What it does not mean is that we need to raise taxes. Minnesota's politicians are flush with cash by historical standards. In real terms, they have never had as much money to spend as they have had in recent years. And, on top of this, they are forecast to have an extra $1 billion swilling around.
And yet, even with all this cash, they have failed in one of their core jobs; maintaining the state's transportation infrastructure. The American Society of Civil Engineers recently said that "Minnesota's 140,000 miles of roads are in poor condition, earning a grade of a "D+."
The average driver in the Twin Cities spends 41 peak hours in congestion each year, averaging a cost of $1,332 in congestion costs and wasted time.
Before dipping into the pockets of the state's citizens once again, perhaps Minnesota's lawmakers ought to explain where the vast sums they have had already have gone?
Minnesotans are some of the most heavily taxed people in America. Rather than trying to increase the burden on them, state policymakers should first be looking at how they spend the money they already get.
If, with historically high revenues, they have failed to perform key tasks such as road maintenance, it isn't clear that a lack of money is the problem.
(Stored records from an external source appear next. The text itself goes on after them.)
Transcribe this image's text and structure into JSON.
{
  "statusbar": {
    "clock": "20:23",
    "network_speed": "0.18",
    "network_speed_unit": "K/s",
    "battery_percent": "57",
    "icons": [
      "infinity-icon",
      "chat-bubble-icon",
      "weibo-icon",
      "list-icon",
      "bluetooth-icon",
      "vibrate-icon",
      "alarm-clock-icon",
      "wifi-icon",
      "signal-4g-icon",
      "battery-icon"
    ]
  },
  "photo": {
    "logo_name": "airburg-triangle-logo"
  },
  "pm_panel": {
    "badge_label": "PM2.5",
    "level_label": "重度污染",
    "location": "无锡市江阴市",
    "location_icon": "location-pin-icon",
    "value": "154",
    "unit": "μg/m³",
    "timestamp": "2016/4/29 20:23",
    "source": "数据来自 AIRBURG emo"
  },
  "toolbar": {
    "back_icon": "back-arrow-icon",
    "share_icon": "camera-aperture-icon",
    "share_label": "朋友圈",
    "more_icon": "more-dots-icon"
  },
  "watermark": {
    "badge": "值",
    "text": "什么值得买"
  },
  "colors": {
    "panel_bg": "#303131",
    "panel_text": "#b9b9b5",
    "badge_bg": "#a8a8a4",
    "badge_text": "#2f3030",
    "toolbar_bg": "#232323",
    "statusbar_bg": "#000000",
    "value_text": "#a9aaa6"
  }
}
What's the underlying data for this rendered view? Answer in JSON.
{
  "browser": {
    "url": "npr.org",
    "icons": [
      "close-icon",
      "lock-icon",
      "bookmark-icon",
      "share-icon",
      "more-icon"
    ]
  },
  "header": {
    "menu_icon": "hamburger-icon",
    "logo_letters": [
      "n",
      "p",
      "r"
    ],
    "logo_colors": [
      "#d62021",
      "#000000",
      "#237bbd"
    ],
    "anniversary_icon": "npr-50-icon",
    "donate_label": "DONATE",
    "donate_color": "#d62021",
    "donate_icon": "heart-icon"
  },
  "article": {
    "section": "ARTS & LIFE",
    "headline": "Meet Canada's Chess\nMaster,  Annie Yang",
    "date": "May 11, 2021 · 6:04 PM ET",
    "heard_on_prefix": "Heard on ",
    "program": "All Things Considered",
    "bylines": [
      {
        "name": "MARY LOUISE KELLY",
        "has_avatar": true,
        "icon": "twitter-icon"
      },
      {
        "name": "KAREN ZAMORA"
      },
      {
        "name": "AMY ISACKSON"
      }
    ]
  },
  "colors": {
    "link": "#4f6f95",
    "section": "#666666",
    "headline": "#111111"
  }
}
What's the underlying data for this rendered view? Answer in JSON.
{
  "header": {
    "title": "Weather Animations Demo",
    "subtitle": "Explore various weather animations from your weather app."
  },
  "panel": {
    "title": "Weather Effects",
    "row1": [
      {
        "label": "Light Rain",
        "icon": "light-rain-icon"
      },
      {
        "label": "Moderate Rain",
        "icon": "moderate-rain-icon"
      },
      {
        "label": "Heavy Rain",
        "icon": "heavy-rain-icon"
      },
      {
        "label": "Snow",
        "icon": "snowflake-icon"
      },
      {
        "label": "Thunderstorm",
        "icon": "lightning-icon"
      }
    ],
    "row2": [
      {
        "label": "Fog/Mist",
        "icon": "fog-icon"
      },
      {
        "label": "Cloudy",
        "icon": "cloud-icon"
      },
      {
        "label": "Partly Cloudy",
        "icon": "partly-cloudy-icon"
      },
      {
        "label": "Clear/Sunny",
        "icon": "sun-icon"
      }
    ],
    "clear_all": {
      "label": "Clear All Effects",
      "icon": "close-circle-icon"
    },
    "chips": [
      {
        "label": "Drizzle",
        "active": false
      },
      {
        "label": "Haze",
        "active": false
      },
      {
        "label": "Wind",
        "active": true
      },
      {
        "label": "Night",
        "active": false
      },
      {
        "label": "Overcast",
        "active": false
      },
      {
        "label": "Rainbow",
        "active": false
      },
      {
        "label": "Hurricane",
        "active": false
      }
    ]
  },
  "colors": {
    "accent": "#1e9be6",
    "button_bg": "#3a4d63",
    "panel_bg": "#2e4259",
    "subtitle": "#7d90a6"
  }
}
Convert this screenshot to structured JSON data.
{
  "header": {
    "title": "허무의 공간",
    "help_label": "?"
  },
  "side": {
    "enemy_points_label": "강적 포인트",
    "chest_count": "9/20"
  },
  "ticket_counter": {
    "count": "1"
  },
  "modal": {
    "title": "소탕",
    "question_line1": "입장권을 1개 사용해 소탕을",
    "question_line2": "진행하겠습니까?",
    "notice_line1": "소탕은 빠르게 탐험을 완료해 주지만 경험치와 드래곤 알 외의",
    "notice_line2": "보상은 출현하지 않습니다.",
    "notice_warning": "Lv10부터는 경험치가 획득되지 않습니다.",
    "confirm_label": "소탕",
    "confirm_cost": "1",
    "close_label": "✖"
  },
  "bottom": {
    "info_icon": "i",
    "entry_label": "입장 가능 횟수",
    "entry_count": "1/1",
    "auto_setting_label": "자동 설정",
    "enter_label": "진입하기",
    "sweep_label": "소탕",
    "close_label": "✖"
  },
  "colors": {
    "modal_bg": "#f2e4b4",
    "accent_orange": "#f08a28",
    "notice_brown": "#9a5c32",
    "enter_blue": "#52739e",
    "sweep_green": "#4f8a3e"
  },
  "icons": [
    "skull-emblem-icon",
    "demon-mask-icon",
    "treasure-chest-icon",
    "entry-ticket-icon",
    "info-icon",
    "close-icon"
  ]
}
(John Phelan is an economist at the Center of the American Experiment)